I departed the Weston A. Price Foundation conference early to travel to Germany and attend special ceremonies in my deceased mother’s hometown, commemorating the seventieth anniversary of Kristallnacht–the night Germany burned nearly all the country’s synagogues to the ground and officially launched the Holocaust.

I had been to the city of Darmstadt a few times before, in researching a book I co-authored with my aunt about my family’s experiences during the Holocaust (Inge: A Girl’s Journey Through Nazi Europe) and thought I knew most everything I could learn related to my family’s history. But after I arrived yesterday, I learned something else–a bizarre tale– that made me think about the current struggles over raw milk in Canada and the U.S.

Germany has handled the aftermath of the Holocaust as admirably as anyone could imagine, paying hundreds of millions of dollars in restitution to survivors and befriending Israel. Even now, it brings survivors back to ceremonies like the ones yesterday, and the city of Darmstadt actually paid my travel expenses and hotel in Darmstadt (along with those of about 50 other survivors and relatives who also attended).

In another sign of its commitment to healing, it has taken to marking the sites of synagogues and other important Jewish community structures.
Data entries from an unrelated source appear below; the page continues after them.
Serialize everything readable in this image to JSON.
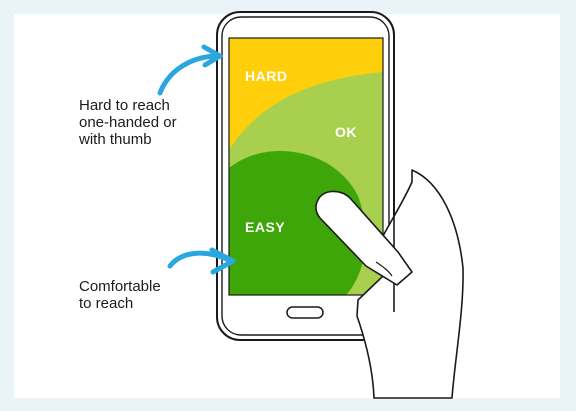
{
  "zones": {
    "hard": "HARD",
    "ok": "OK",
    "easy": "EASY"
  },
  "callouts": {
    "hard": [
      "Hard to reach",
      "one-handed or",
      "with thumb"
    ],
    "comfortable": [
      "Comfortable",
      "to reach"
    ]
  },
  "colors": {
    "background": "#eaf3f8",
    "hard_zone": "#ffcf0b",
    "ok_zone": "#a8d04e",
    "easy_zone": "#3fa609",
    "arrow": "#2aa7e0",
    "outline": "#1a1a1a"
  },
  "icons": {
    "phone": "smartphone",
    "hand": "hand-thumb",
    "arrows": "curved-arrow-right"
  }
}
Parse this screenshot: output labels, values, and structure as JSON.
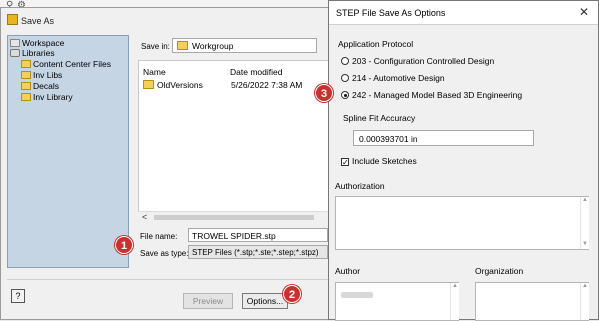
{
  "saveas": {
    "title": "Save As",
    "tree": [
      {
        "label": "Workspace",
        "icon": "workspace-icon"
      },
      {
        "label": "Libraries",
        "icon": "libraries-icon"
      },
      {
        "label": "Content Center Files",
        "icon": "folder-icon"
      },
      {
        "label": "Inv Libs",
        "icon": "folder-icon"
      },
      {
        "label": "Decals",
        "icon": "folder-icon"
      },
      {
        "label": "Inv Library",
        "icon": "folder-icon"
      }
    ],
    "save_in_label": "Save in:",
    "save_in_value": "Workgroup",
    "columns": {
      "name": "Name",
      "date": "Date modified"
    },
    "files": [
      {
        "name": "OldVersions",
        "date": "5/26/2022 7:38 AM"
      }
    ],
    "file_name_label": "File name:",
    "file_name_value": "TROWEL SPIDER.stp",
    "save_as_type_label": "Save as type:",
    "save_as_type_value": "STEP Files (*.stp;*.ste;*.step;*.stpz)",
    "help_label": "?",
    "preview_label": "Preview",
    "options_label": "Options..."
  },
  "callouts": [
    "1",
    "2",
    "3"
  ],
  "step": {
    "title": "STEP File Save As Options",
    "close_glyph": "✕",
    "application_protocol_label": "Application Protocol",
    "protocols": [
      {
        "label": "203 - Configuration Controlled Design",
        "selected": false
      },
      {
        "label": "214 - Automotive Design",
        "selected": false
      },
      {
        "label": "242 - Managed Model Based 3D Engineering",
        "selected": true
      }
    ],
    "spline_label": "Spline Fit Accuracy",
    "spline_value": "0.000393701 in",
    "include_sketches_label": "Include Sketches",
    "include_sketches_checked": true,
    "authorization_label": "Authorization",
    "author_label": "Author",
    "organization_label": "Organization"
  },
  "colors": {
    "callout": "#c8312e",
    "library_panel": "#c5d5e4"
  }
}
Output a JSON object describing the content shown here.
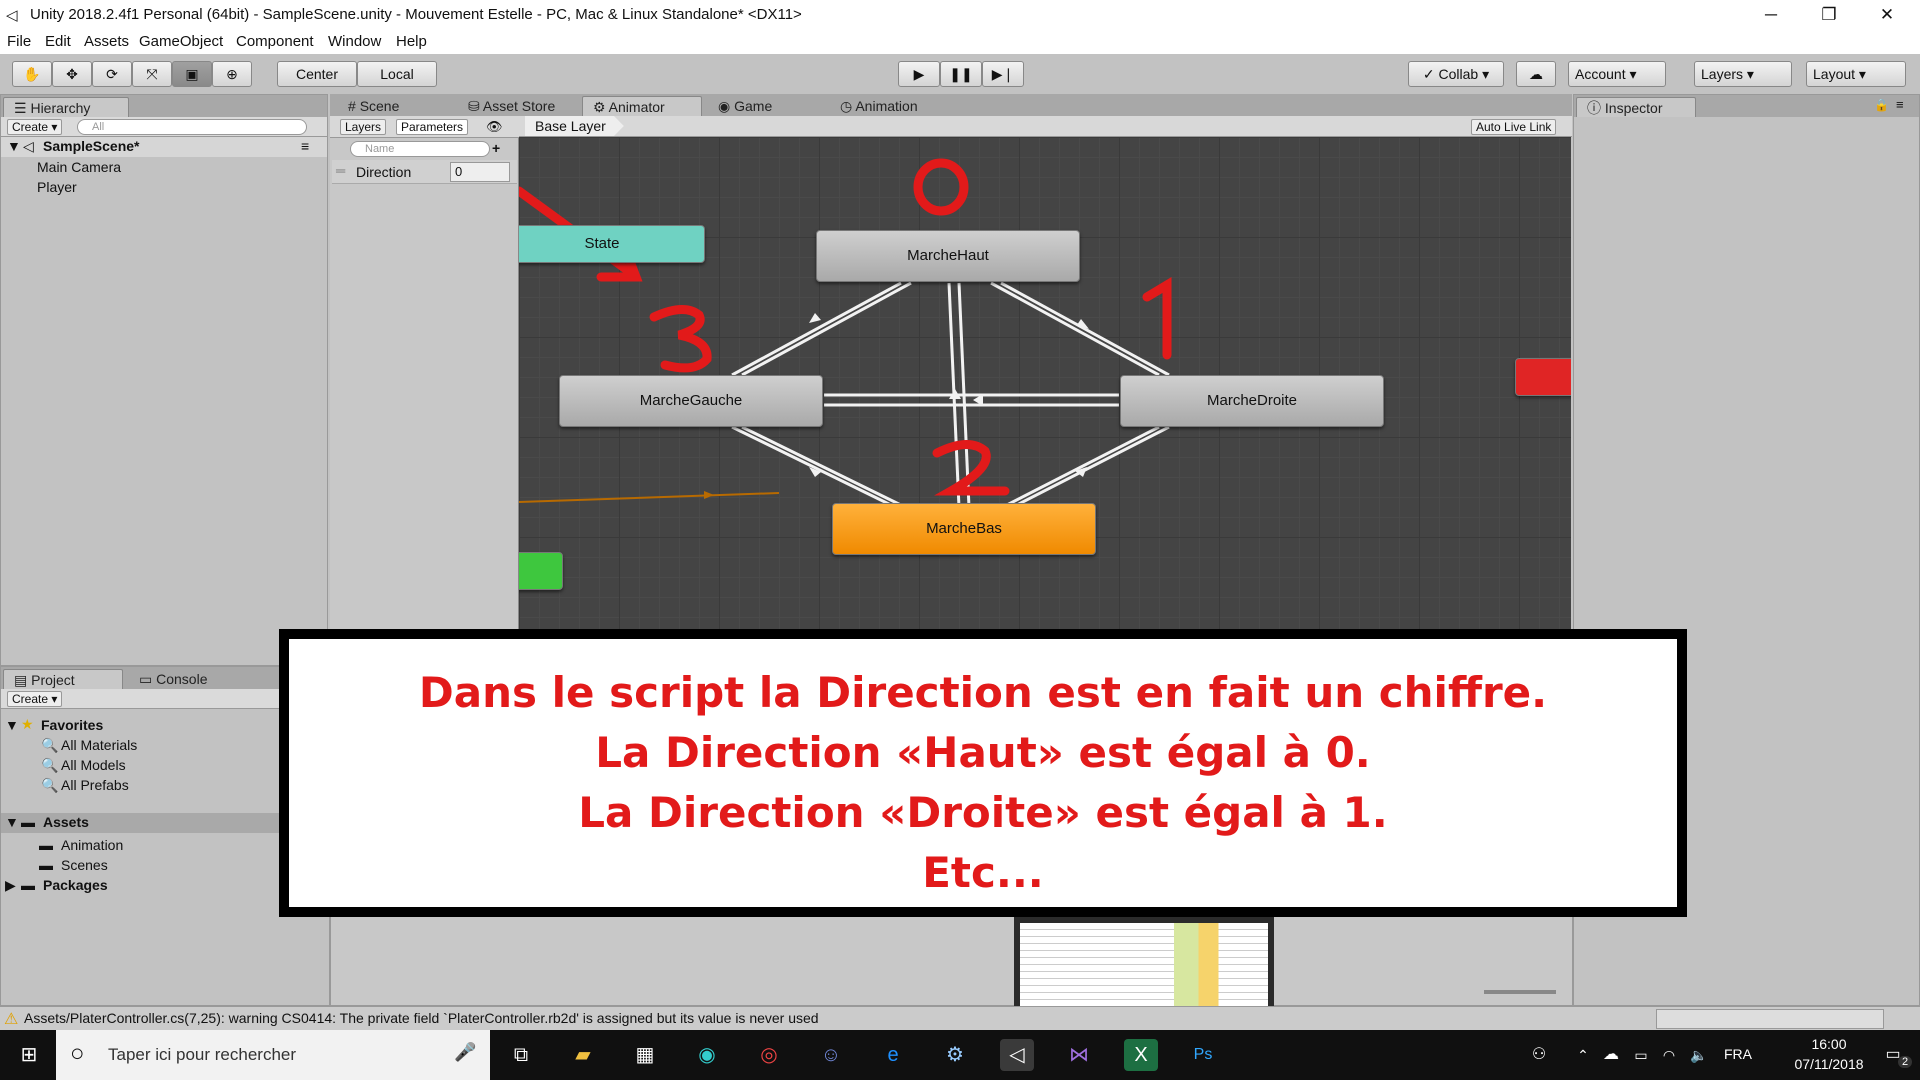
{
  "window": {
    "title": "Unity 2018.2.4f1 Personal (64bit) - SampleScene.unity - Mouvement Estelle - PC, Mac & Linux Standalone* <DX11>",
    "minimize": "─",
    "maximize": "❐",
    "close": "✕"
  },
  "menu": [
    "File",
    "Edit",
    "Assets",
    "GameObject",
    "Component",
    "Window",
    "Help"
  ],
  "toolbar": {
    "center": "Center",
    "local": "Local",
    "collab": "Collab",
    "account": "Account",
    "layers": "Layers",
    "layout": "Layout"
  },
  "hierarchy": {
    "tab": "Hierarchy",
    "create": "Create",
    "search_placeholder": "All",
    "scene": "SampleScene*",
    "items": [
      "Main Camera",
      "Player"
    ]
  },
  "center_tabs": [
    "Scene",
    "Asset Store",
    "Animator",
    "Game",
    "Animation"
  ],
  "animator": {
    "layers_tab": "Layers",
    "parameters_tab": "Parameters",
    "breadcrumb": "Base Layer",
    "auto_live_link": "Auto Live Link",
    "name_placeholder": "Name",
    "param_name": "Direction",
    "param_value": "0",
    "states": {
      "any_state": "State",
      "haut": "MarcheHaut",
      "gauche": "MarcheGauche",
      "droite": "MarcheDroite",
      "bas": "MarcheBas"
    },
    "annotations": {
      "haut": "0",
      "droite": "1",
      "bas": "2",
      "gauche": "3"
    }
  },
  "inspector": {
    "tab": "Inspector"
  },
  "project": {
    "tab_project": "Project",
    "tab_console": "Console",
    "create": "Create",
    "favorites": "Favorites",
    "fav_items": [
      "All Materials",
      "All Models",
      "All Prefabs"
    ],
    "assets": "Assets",
    "asset_items": [
      "Animation",
      "Scenes"
    ],
    "packages": "Packages"
  },
  "caption": {
    "line1": "Dans le script la Direction est en fait un chiffre.",
    "line2": "La Direction «Haut» est égal à 0.",
    "line3": "La Direction «Droite» est égal à 1.",
    "line4": "Etc..."
  },
  "status": {
    "warning": "Assets/PlaterController.cs(7,25): warning CS0414: The private field `PlaterController.rb2d' is assigned but its value is never used"
  },
  "taskbar": {
    "search_placeholder": "Taper ici pour rechercher",
    "lang": "FRA",
    "time": "16:00",
    "date": "07/11/2018",
    "notif_count": "2"
  },
  "colors": {
    "orange_state": "#f08a00",
    "annotation_red": "#e21a1a"
  }
}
Sometimes, it’s gone to extraordinary lengths in allowing the marking of such sites.

I learned yesterday that when the city of Darmstadt was constructing a major medical center in the middle of the city five years ago, workers came upon some remains of the Liberale Synagogue. The remains look like something archaeologists might find in Jerusalem or Damascus–some support structures and a few charred remains.

But unlike the remains that might be found in the Middle East, these are only seventy years old. A few of the city’s remaining Jews heard of the discovery, and pushed the city to preserve the remains.

The Liberale Synagogue was a huge synagogue, which my mother and aunt had attended as children. When they were expelled from public school in 1937, this place became their school, run by the Jewish community, until the Germans burned it down during the night of madness in late 1938.

In response to the campaign by the Jewish residents, the town’s elders halted construction of the medical center, and ordered the builder to preserve the few hundred square feet of remains by building around them, and creating space for a small museum, complete with an artistic replication and digital history of the synagogue.

The change in plans forced a three-year delay in completion of the huge medical center, and cost millions of extra dollars. At the ceremonies held yesterday at a new synagogue a mile or two away, hundreds of non-Jewish Darmstadt residents joined with the few hundred Jews who now live in Darmstadt to pack the place.

Several town officials addressed the attendees, and essentially said the same thing: “This anniversary is a reminder of how totally deranged our country once was.”

I don’t like to make comparisons between the Holocaust and events in our modern lives, since the Holocaust was so extreme compared to anything we have ever seen, and hopefully will ever see.

But as I heard the story of the Liberale Synagogue being turned into an archeological find so quickly after the fact, I couldn’t help think about the Michael Schmidt documentary–and how in both Germany and Canada, the governments had succeeded in demonizing certain groups as enemies.

I found myself wondering if some day in seventy years, should Canada succeed in its campaign to eliminate Michael, his farm could be uncovered by construction workers, and ceremonies held, with the same admonition: “This anniversary is a reminder of how totally deranged our country once was.”